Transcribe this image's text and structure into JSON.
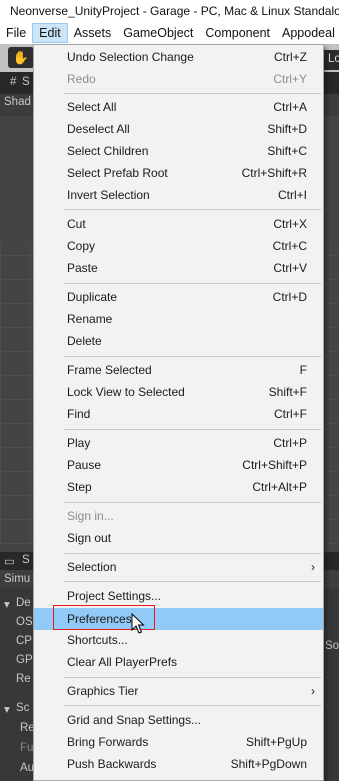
{
  "window": {
    "title": "Neonverse_UnityProject - Garage - PC, Mac & Linux Standalone"
  },
  "menubar": [
    "File",
    "Edit",
    "Assets",
    "GameObject",
    "Component",
    "Appodeal"
  ],
  "background": {
    "scene_tab": "S",
    "shading": "Shad",
    "panel_tab": "S",
    "panel_sub": "Simu",
    "labels": [
      "De",
      "OS",
      "CP",
      "GP",
      "Re",
      "Sc",
      "Re",
      "Fu",
      "Au"
    ],
    "right_glimpse": "Lo",
    "right_glimpse2": "So"
  },
  "edit_menu": {
    "items": [
      {
        "label": "Undo Selection Change",
        "shortcut": "Ctrl+Z"
      },
      {
        "label": "Redo",
        "shortcut": "Ctrl+Y",
        "disabled": true
      },
      {
        "label": "Select All",
        "shortcut": "Ctrl+A"
      },
      {
        "label": "Deselect All",
        "shortcut": "Shift+D"
      },
      {
        "label": "Select Children",
        "shortcut": "Shift+C"
      },
      {
        "label": "Select Prefab Root",
        "shortcut": "Ctrl+Shift+R"
      },
      {
        "label": "Invert Selection",
        "shortcut": "Ctrl+I"
      },
      {
        "label": "Cut",
        "shortcut": "Ctrl+X"
      },
      {
        "label": "Copy",
        "shortcut": "Ctrl+C"
      },
      {
        "label": "Paste",
        "shortcut": "Ctrl+V"
      },
      {
        "label": "Duplicate",
        "shortcut": "Ctrl+D"
      },
      {
        "label": "Rename",
        "shortcut": ""
      },
      {
        "label": "Delete",
        "shortcut": ""
      },
      {
        "label": "Frame Selected",
        "shortcut": "F"
      },
      {
        "label": "Lock View to Selected",
        "shortcut": "Shift+F"
      },
      {
        "label": "Find",
        "shortcut": "Ctrl+F"
      },
      {
        "label": "Play",
        "shortcut": "Ctrl+P"
      },
      {
        "label": "Pause",
        "shortcut": "Ctrl+Shift+P"
      },
      {
        "label": "Step",
        "shortcut": "Ctrl+Alt+P"
      },
      {
        "label": "Sign in...",
        "shortcut": "",
        "disabled": true
      },
      {
        "label": "Sign out",
        "shortcut": ""
      },
      {
        "label": "Selection",
        "shortcut": "",
        "submenu": true
      },
      {
        "label": "Project Settings...",
        "shortcut": ""
      },
      {
        "label": "Preferences...",
        "shortcut": "",
        "highlighted": true
      },
      {
        "label": "Shortcuts...",
        "shortcut": ""
      },
      {
        "label": "Clear All PlayerPrefs",
        "shortcut": ""
      },
      {
        "label": "Graphics Tier",
        "shortcut": "",
        "submenu": true
      },
      {
        "label": "Grid and Snap Settings...",
        "shortcut": ""
      },
      {
        "label": "Bring Forwards",
        "shortcut": "Shift+PgUp"
      },
      {
        "label": "Push Backwards",
        "shortcut": "Shift+PgDown"
      }
    ]
  },
  "colors": {
    "highlight": "#91c9f7",
    "annotation_box": "#e81a1a",
    "menu_bg": "#f2f2f2"
  }
}
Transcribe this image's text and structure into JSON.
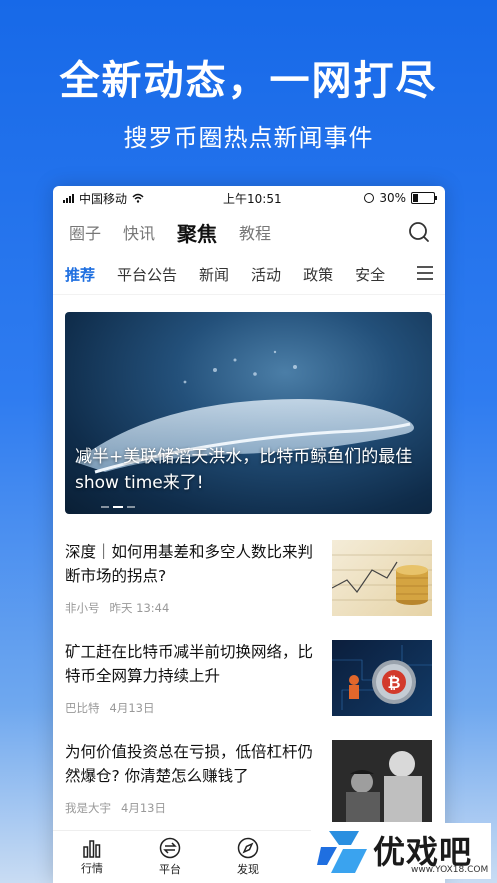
{
  "promo": {
    "title": "全新动态，一网打尽",
    "subtitle": "搜罗币圈热点新闻事件"
  },
  "status_bar": {
    "carrier": "中国移动",
    "time": "上午10:51",
    "battery": "30%",
    "battery_level": 0.3
  },
  "top_tabs": [
    {
      "label": "圈子",
      "active": false
    },
    {
      "label": "快讯",
      "active": false
    },
    {
      "label": "聚焦",
      "active": true
    },
    {
      "label": "教程",
      "active": false
    }
  ],
  "sub_tabs": [
    {
      "label": "推荐",
      "active": true
    },
    {
      "label": "平台公告",
      "active": false
    },
    {
      "label": "新闻",
      "active": false
    },
    {
      "label": "活动",
      "active": false
    },
    {
      "label": "政策",
      "active": false
    },
    {
      "label": "安全",
      "active": false
    }
  ],
  "banner": {
    "title": "减半+美联储滔天洪水，比特币鲸鱼们的最佳show time来了!"
  },
  "articles": [
    {
      "title": "深度｜如何用基差和多空人数比来判断市场的拐点?",
      "author": "非小号",
      "time": "昨天 13:44",
      "thumb": "coins-chart"
    },
    {
      "title": "矿工赶在比特币减半前切换网络，比特币全网算力持续上升",
      "author": "巴比特",
      "time": "4月13日",
      "thumb": "bitcoin-miner"
    },
    {
      "title": "为何价值投资总在亏损，低倍杠杆仍然爆仓? 你清楚怎么赚钱了",
      "author": "我是大宇",
      "time": "4月13日",
      "thumb": "vintage-photo"
    }
  ],
  "bottom_nav": [
    {
      "label": "行情",
      "icon": "bar-chart-icon"
    },
    {
      "label": "平台",
      "icon": "exchange-icon"
    },
    {
      "label": "发现",
      "icon": "compass-icon"
    }
  ],
  "watermark": {
    "text": "优戏吧",
    "url": "www.YOX18.COM"
  },
  "colors": {
    "accent": "#1f6fe0",
    "background_top": "#1769e8"
  }
}
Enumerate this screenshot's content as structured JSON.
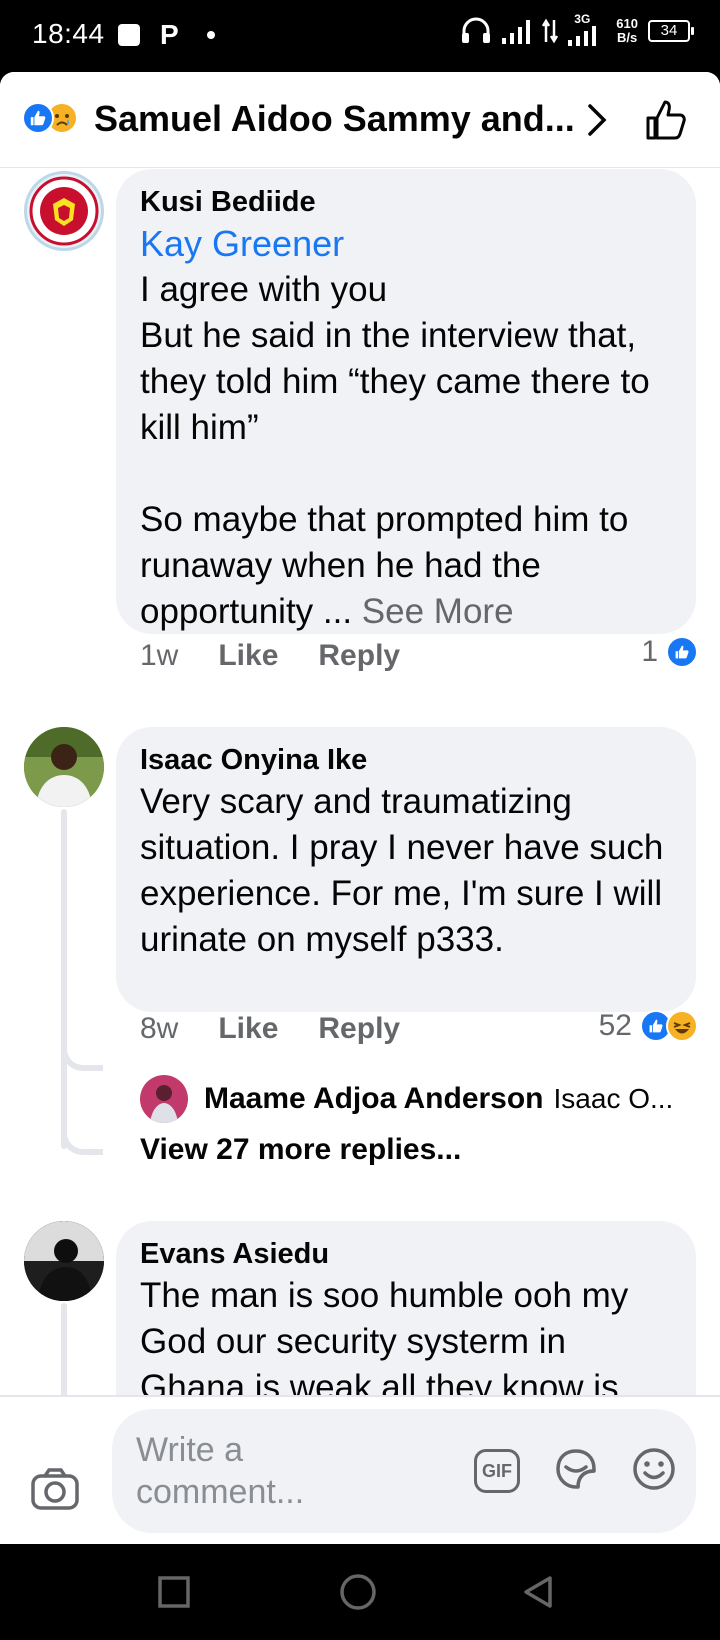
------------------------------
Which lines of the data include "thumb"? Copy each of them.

      "thumb": "coins-chart"
      "thumb": "bitcoin-miner"
      "thumb": "vintage-photo"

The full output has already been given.